* [TASK]
Repeat the data verbatim, images excluded.

:::

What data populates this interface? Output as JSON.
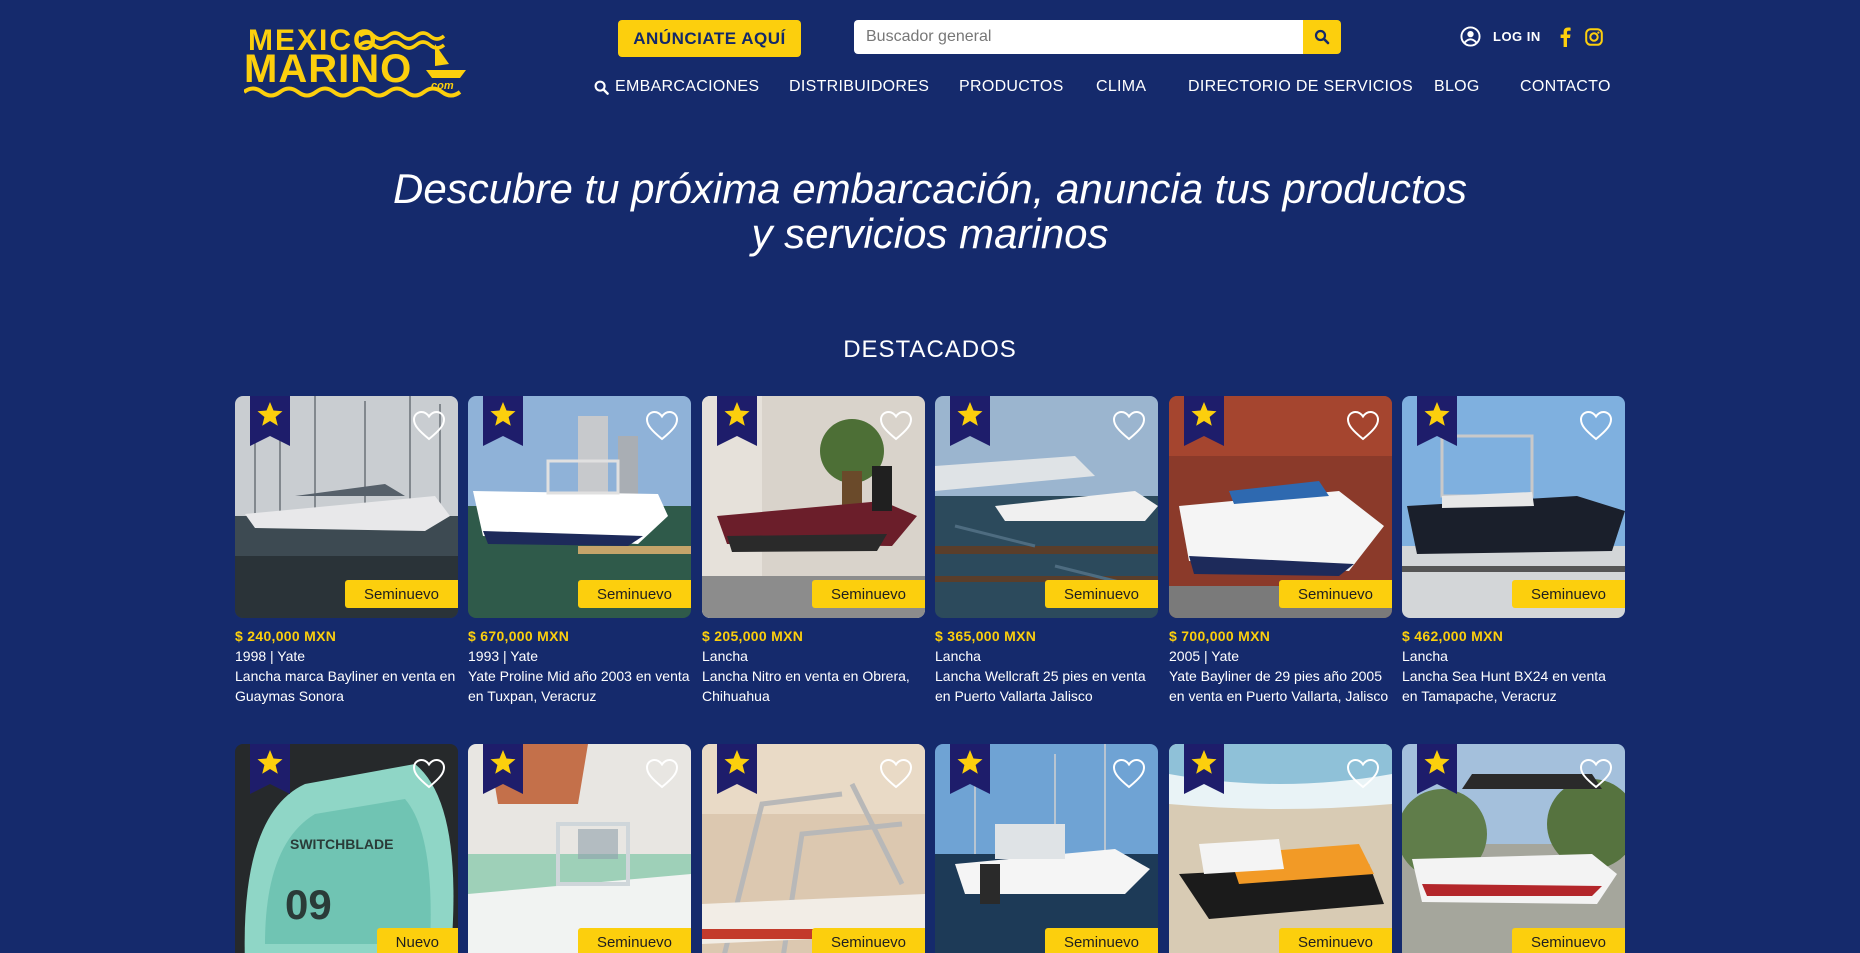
{
  "header": {
    "logo_line1": "MEXICO",
    "logo_line2": "MARINO",
    "logo_suffix": ".com",
    "cta_label": "ANÚNCIATE AQUÍ",
    "search_placeholder": "Buscador general",
    "login_label": "LOG IN"
  },
  "nav": {
    "items": [
      {
        "label": "EMBARCACIONES"
      },
      {
        "label": "DISTRIBUIDORES"
      },
      {
        "label": "PRODUCTOS"
      },
      {
        "label": "CLIMA"
      },
      {
        "label": "DIRECTORIO DE SERVICIOS"
      },
      {
        "label": "BLOG"
      },
      {
        "label": "CONTACTO"
      }
    ]
  },
  "hero": {
    "line1": "Descubre tu próxima embarcación, anuncia tus productos",
    "line2": "y servicios marinos"
  },
  "featured": {
    "title": "DESTACADOS",
    "cards": [
      {
        "price": "$ 240,000 MXN",
        "meta": "1998 | Yate",
        "title": "Lancha marca Bayliner en venta en Guaymas Sonora",
        "badge": "Seminuevo",
        "photo": "marina-cruiser"
      },
      {
        "price": "$ 670,000 MXN",
        "meta": "1993 | Yate",
        "title": "Yate Proline Mid año 2003 en venta en Tuxpan, Veracruz",
        "badge": "Seminuevo",
        "photo": "center-console-dock"
      },
      {
        "price": "$ 205,000 MXN",
        "meta": "Lancha",
        "title": "Lancha Nitro en venta en Obrera, Chihuahua",
        "badge": "Seminuevo",
        "photo": "bass-boat-trailer"
      },
      {
        "price": "$ 365,000 MXN",
        "meta": "Lancha",
        "title": "Lancha Wellcraft 25 pies en venta en Puerto Vallarta Jalisco",
        "badge": "Seminuevo",
        "photo": "marina-docks"
      },
      {
        "price": "$ 700,000 MXN",
        "meta": "2005 | Yate",
        "title": "Yate Bayliner de 29 pies año 2005 en venta en Puerto Vallarta, Jalisco",
        "badge": "Seminuevo",
        "photo": "cruiser-trailer"
      },
      {
        "price": "$ 462,000 MXN",
        "meta": "Lancha",
        "title": "Lancha Sea Hunt BX24 en venta en Tamapache, Veracruz",
        "badge": "Seminuevo",
        "photo": "center-console-sky"
      },
      {
        "price": "",
        "meta": "",
        "title": "",
        "badge": "Nuevo",
        "photo": "kite"
      },
      {
        "price": "",
        "meta": "",
        "title": "",
        "badge": "Seminuevo",
        "photo": "flats-boat"
      },
      {
        "price": "",
        "meta": "",
        "title": "",
        "badge": "Seminuevo",
        "photo": "tower-detail"
      },
      {
        "price": "",
        "meta": "",
        "title": "",
        "badge": "Seminuevo",
        "photo": "sport-fisher"
      },
      {
        "price": "",
        "meta": "",
        "title": "",
        "badge": "Seminuevo",
        "photo": "jet-ski"
      },
      {
        "price": "",
        "meta": "",
        "title": "",
        "badge": "Seminuevo",
        "photo": "wake-boat"
      }
    ]
  },
  "colors": {
    "background": "#152a6c",
    "accent": "#fccf0d",
    "ribbon": "#1e1d6b"
  }
}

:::

* [OUTPUT FOR THIS EXERCISE]
What data populates this interface? Output as JSON.
{
  "header": {
    "logo_line1": "MEXICO",
    "logo_line2": "MARINO",
    "logo_suffix": ".com",
    "cta_label": "ANÚNCIATE AQUÍ",
    "search_placeholder": "Buscador general",
    "login_label": "LOG IN"
  },
  "nav": {
    "items": [
      {
        "label": "EMBARCACIONES"
      },
      {
        "label": "DISTRIBUIDORES"
      },
      {
        "label": "PRODUCTOS"
      },
      {
        "label": "CLIMA"
      },
      {
        "label": "DIRECTORIO DE SERVICIOS"
      },
      {
        "label": "BLOG"
      },
      {
        "label": "CONTACTO"
      }
    ]
  },
  "hero": {
    "line1": "Descubre tu próxima embarcación, anuncia tus productos",
    "line2": "y servicios marinos"
  },
  "featured": {
    "title": "DESTACADOS",
    "cards": [
      {
        "price": "$ 240,000 MXN",
        "meta": "1998 | Yate",
        "title": "Lancha marca Bayliner en venta en Guaymas Sonora",
        "badge": "Seminuevo",
        "photo": "marina-cruiser"
      },
      {
        "price": "$ 670,000 MXN",
        "meta": "1993 | Yate",
        "title": "Yate Proline Mid año 2003 en venta en Tuxpan, Veracruz",
        "badge": "Seminuevo",
        "photo": "center-console-dock"
      },
      {
        "price": "$ 205,000 MXN",
        "meta": "Lancha",
        "title": "Lancha Nitro en venta en Obrera, Chihuahua",
        "badge": "Seminuevo",
        "photo": "bass-boat-trailer"
      },
      {
        "price": "$ 365,000 MXN",
        "meta": "Lancha",
        "title": "Lancha Wellcraft 25 pies en venta en Puerto Vallarta Jalisco",
        "badge": "Seminuevo",
        "photo": "marina-docks"
      },
      {
        "price": "$ 700,000 MXN",
        "meta": "2005 | Yate",
        "title": "Yate Bayliner de 29 pies año 2005 en venta en Puerto Vallarta, Jalisco",
        "badge": "Seminuevo",
        "photo": "cruiser-trailer"
      },
      {
        "price": "$ 462,000 MXN",
        "meta": "Lancha",
        "title": "Lancha Sea Hunt BX24 en venta en Tamapache, Veracruz",
        "badge": "Seminuevo",
        "photo": "center-console-sky"
      },
      {
        "price": "",
        "meta": "",
        "title": "",
        "badge": "Nuevo",
        "photo": "kite"
      },
      {
        "price": "",
        "meta": "",
        "title": "",
        "badge": "Seminuevo",
        "photo": "flats-boat"
      },
      {
        "price": "",
        "meta": "",
        "title": "",
        "badge": "Seminuevo",
        "photo": "tower-detail"
      },
      {
        "price": "",
        "meta": "",
        "title": "",
        "badge": "Seminuevo",
        "photo": "sport-fisher"
      },
      {
        "price": "",
        "meta": "",
        "title": "",
        "badge": "Seminuevo",
        "photo": "jet-ski"
      },
      {
        "price": "",
        "meta": "",
        "title": "",
        "badge": "Seminuevo",
        "photo": "wake-boat"
      }
    ]
  },
  "colors": {
    "background": "#152a6c",
    "accent": "#fccf0d",
    "ribbon": "#1e1d6b"
  }
}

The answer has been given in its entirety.